IIt’s the water that makes Miami so alluring. This has been the case since World War II, when air conditioning, mosquito control, and air travel made South Florida an accessible garden. Azure blue waters and white sand beaches have always been an attraction, but development and transportation have not taken hold for years.
The land boom of the 1920s, the Great Depression and a few hurricanes pushed Miami back, for the most part, until the late 1940s, when development became rampant and tourism was above the peak.
If you remember, the rich in place – the Rockefellers, the Goulds, the Goodyears and the Morgans – made Jekyll Island their winter playground.
By the turn of the 20th century, Aiken, South Carolina, became a haven for many with skills in the North, especially horse riders. That’s why Cot Campbell, a scholarly advertising manager from Atlanta, settled across the Savannah River and became the first union racing entrepreneur. Dogwood Stable has produced a number of champions including the winners of Preakness and Belmont and has had a plethora of bet winners during his years of owning Dogwood.
The weather in the Aiken / Augusta area has always been a little better than that of the underdeveloped Florida vacation spots.
The famous Wilcox Inn, with its white pillared Colonial Revival style construction, was frequented by the affluent heirs of those who became wealthy during the American Industrial Revolution.
The area was well known to famous golfer Bobby Jones, so the Augusta National Golf Club settled in Augusta. Sports journalists, from remote parts of the country, have always asked this question when seeing the club for the first time.
World War I interfered with the travel of the super-rich to the French Rivera, which meant that in the United States, the rich were first drawn to Aiken and then to Augusta after WWI. Traveling south for the winter has become the right thing to do. Back then, Florida was pretty much a desert. The railroads made South Florida accessible, but not much was happening when you arrived.

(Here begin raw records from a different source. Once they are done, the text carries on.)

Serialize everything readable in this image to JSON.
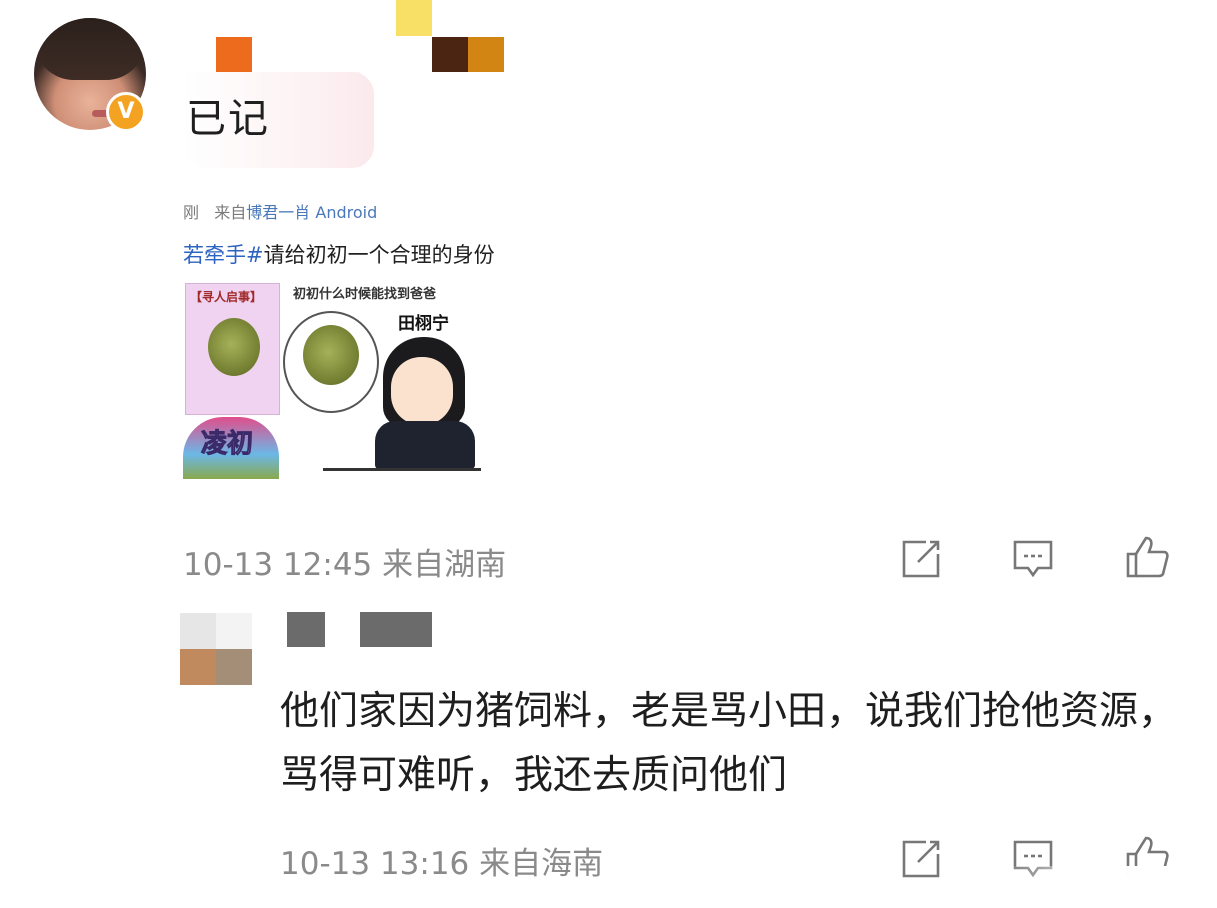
{
  "comment": {
    "text": "已记",
    "timestamp": "10-13 12:45",
    "location": "来自湖南",
    "quoted_post": {
      "time_prefix": "刚",
      "source_prefix": "来自",
      "source": "博君一肖 Android",
      "hashtag_fragment": "若牵手#",
      "text": "请给初初一个合理的身份",
      "image": {
        "poster_header": "【寻人启事】",
        "caption_top": "初初什么时候能找到爸爸",
        "name_label": "田栩宁",
        "sticker_label": "凌初"
      }
    }
  },
  "reply": {
    "text": "他们家因为猪饲料，老是骂小田，说我们抢他资源，骂得可难听，我还去质问他们",
    "timestamp": "10-13 13:16",
    "location": "来自海南"
  },
  "icons": [
    "share-icon",
    "comment-icon",
    "like-icon"
  ],
  "colors": {
    "badge": "#f3a321",
    "hashtag": "#2d63c1",
    "meta_gray": "#8a8a8a"
  }
}
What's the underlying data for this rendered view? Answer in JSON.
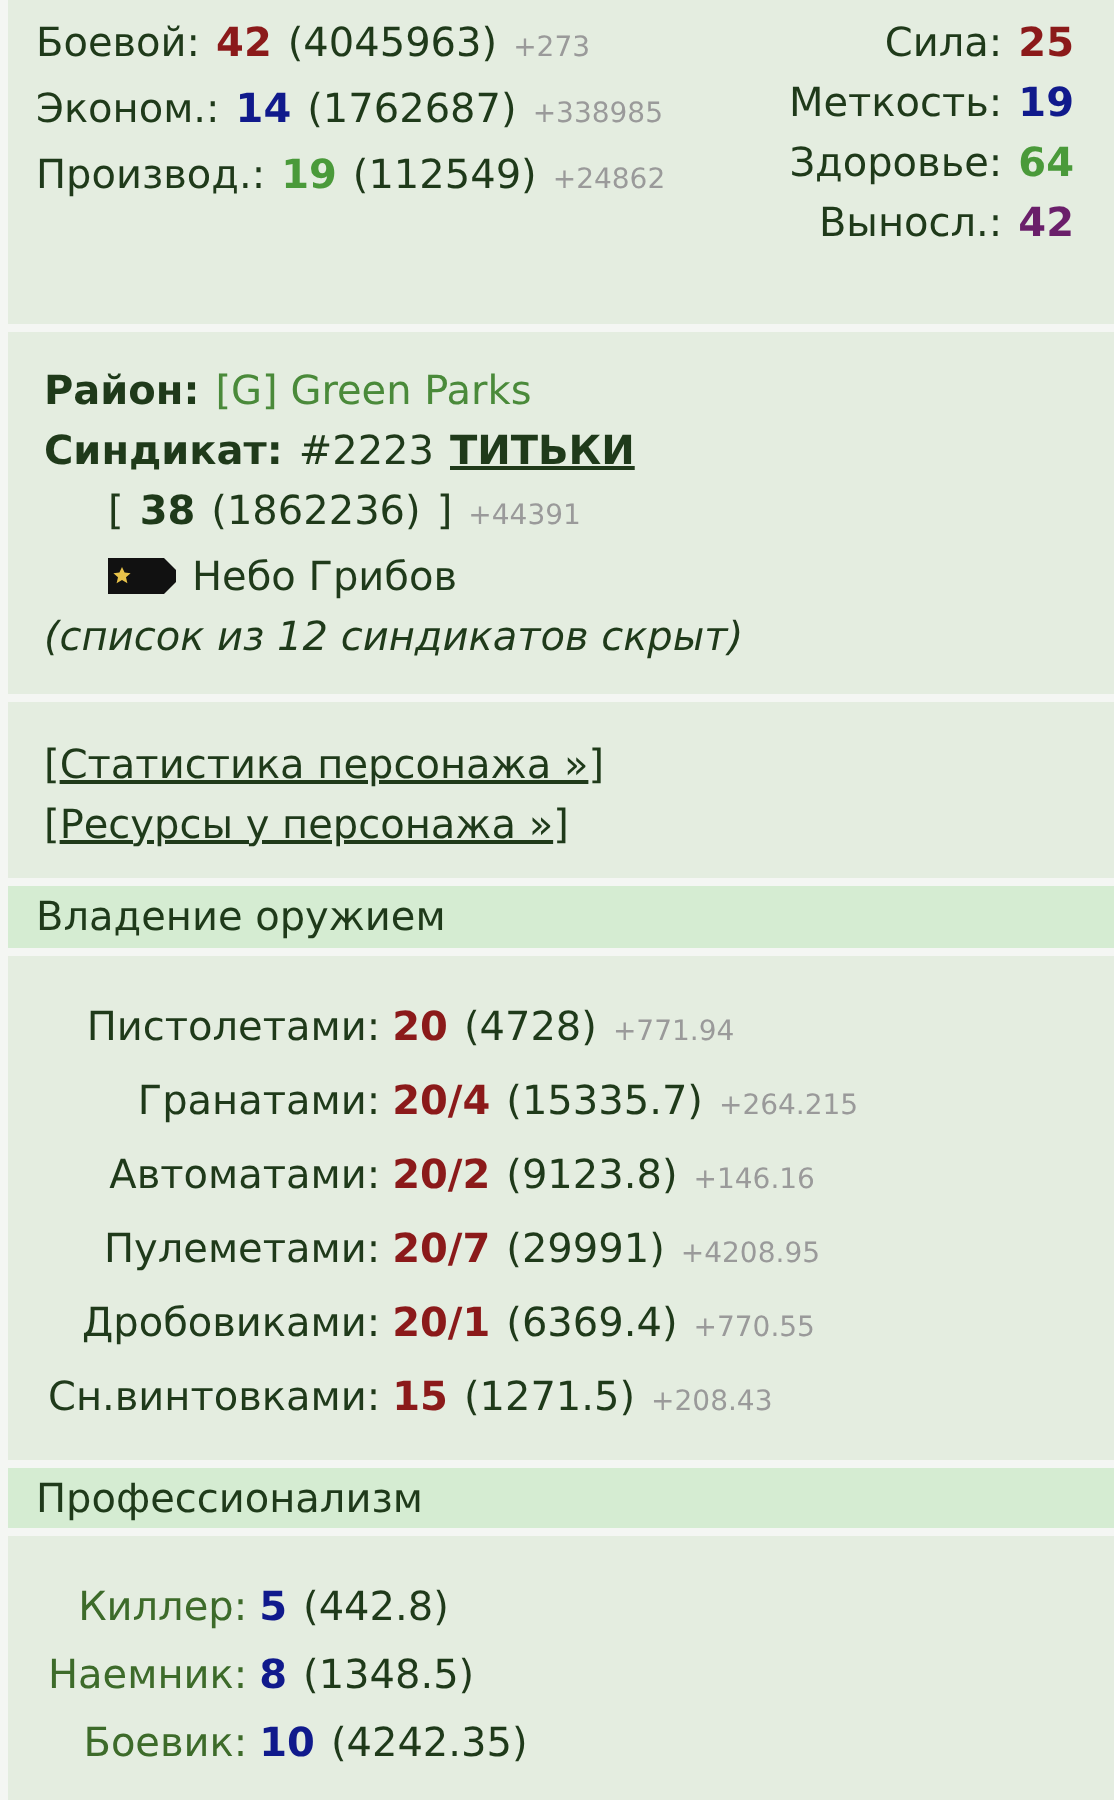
{
  "skills": [
    {
      "label": "Боевой:",
      "value": "42",
      "color": "#8b1a1a",
      "total": "(4045963)",
      "delta": "+273"
    },
    {
      "label": "Эконом.:",
      "value": "14",
      "color": "#101a8c",
      "total": "(1762687)",
      "delta": "+338985"
    },
    {
      "label": "Производ.:",
      "value": "19",
      "color": "#4a9a3a",
      "total": "(112549)",
      "delta": "+24862"
    }
  ],
  "attributes": [
    {
      "label": "Сила:",
      "value": "25",
      "color": "#8b1a1a"
    },
    {
      "label": "Меткость:",
      "value": "19",
      "color": "#101a8c"
    },
    {
      "label": "Здоровье:",
      "value": "64",
      "color": "#4a9a3a"
    },
    {
      "label": "Выносл.:",
      "value": "42",
      "color": "#6a1f6a"
    }
  ],
  "district": {
    "label": "Район:",
    "value": "[G] Green Parks"
  },
  "syndicate": {
    "label": "Синдикат:",
    "number": "#2223",
    "name": "ТИТЬКИ",
    "open_bracket": "[",
    "level": "38",
    "total": "(1862236)",
    "close_bracket": "]",
    "delta": "+44391",
    "rank": "Небо Грибов",
    "note": "(список из 12 синдикатов скрыт)"
  },
  "links": [
    {
      "open": "[",
      "label": "Статистика персонажа »",
      "close": "]"
    },
    {
      "open": "[",
      "label": "Ресурсы у персонажа »",
      "close": "]"
    }
  ],
  "weapons": {
    "title": "Владение оружием",
    "rows": [
      {
        "label": "Пистолетами:",
        "value": "20",
        "total": "(4728)",
        "delta": "+771.94"
      },
      {
        "label": "Гранатами:",
        "value": "20/4",
        "total": "(15335.7)",
        "delta": "+264.215"
      },
      {
        "label": "Автоматами:",
        "value": "20/2",
        "total": "(9123.8)",
        "delta": "+146.16"
      },
      {
        "label": "Пулеметами:",
        "value": "20/7",
        "total": "(29991)",
        "delta": "+4208.95"
      },
      {
        "label": "Дробовиками:",
        "value": "20/1",
        "total": "(6369.4)",
        "delta": "+770.55"
      },
      {
        "label": "Сн.винтовками:",
        "value": "15",
        "total": "(1271.5)",
        "delta": "+208.43"
      }
    ]
  },
  "professions": {
    "title": "Профессионализм",
    "rows": [
      {
        "label": "Киллер:",
        "value": "5",
        "total": "(442.8)"
      },
      {
        "label": "Наемник:",
        "value": "8",
        "total": "(1348.5)"
      },
      {
        "label": "Боевик:",
        "value": "10",
        "total": "(4242.35)"
      }
    ]
  }
}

Major league baseball teams began to flock to Florida after WWII, making the Sunshine State more popular as tourists from the North, including an abundance of Canadians, headed south. .
Interestingly, retirement homes and towns then attracted so many tourists to Florida that traffic ultimately created a problem for many baseball teams. This is why the Atlanta Braves, with a luxurious facility at Disney World, have chosen to relocate to their current location south of Tampa, so it would be more convenient to schedule games with teams in the area.
Florida experienced a land boom in the mid-twenties, almost a hundred years ago. This has led to land speculation, scam and shoddy construction and endless bankruptcies. Yet the sun in winter has caught the attention of the masses.
Steadfast Miami Beach developer Carl G. Fisher bought an oversized billboard in Times Square that joked, “It’s June in Miami.” Those who did not have the resources to buy land traveled to Miami to work in construction and other jobs.
If you had a paid job, the living environment was hard to beat. There were those pristine white beaches and those swaying palm trees in mild weather.
Suddenly things got dark in all areas.
Those who intended to buy land and return it quickly discovered that there were no buyers. The boom has fizzled out. Everyone went bankrupt. It has spread to the working class, causing this story to be recalled.
A few guys from Valdosta had gone to Miami to find work during the boom, but to no avail. Cracked flat and not knowing how they were going to get home, they passed a restaurant that advertised big, thick steaks and strawberry shortbread for dessert.
Intrepid, they entered, ordered two large steaks, all the trimmings and dessert. When the check arrived, they walked over to the cash register. One of them asked the owner what he would do if two guys walked into the restaurant and ordered steaks that satisfied their hunger but had no way to pay.
The owner said, laconically, “Why would I kick them in the back.” With that, the penniless diner leaned over and said, “Then go out for two.” ”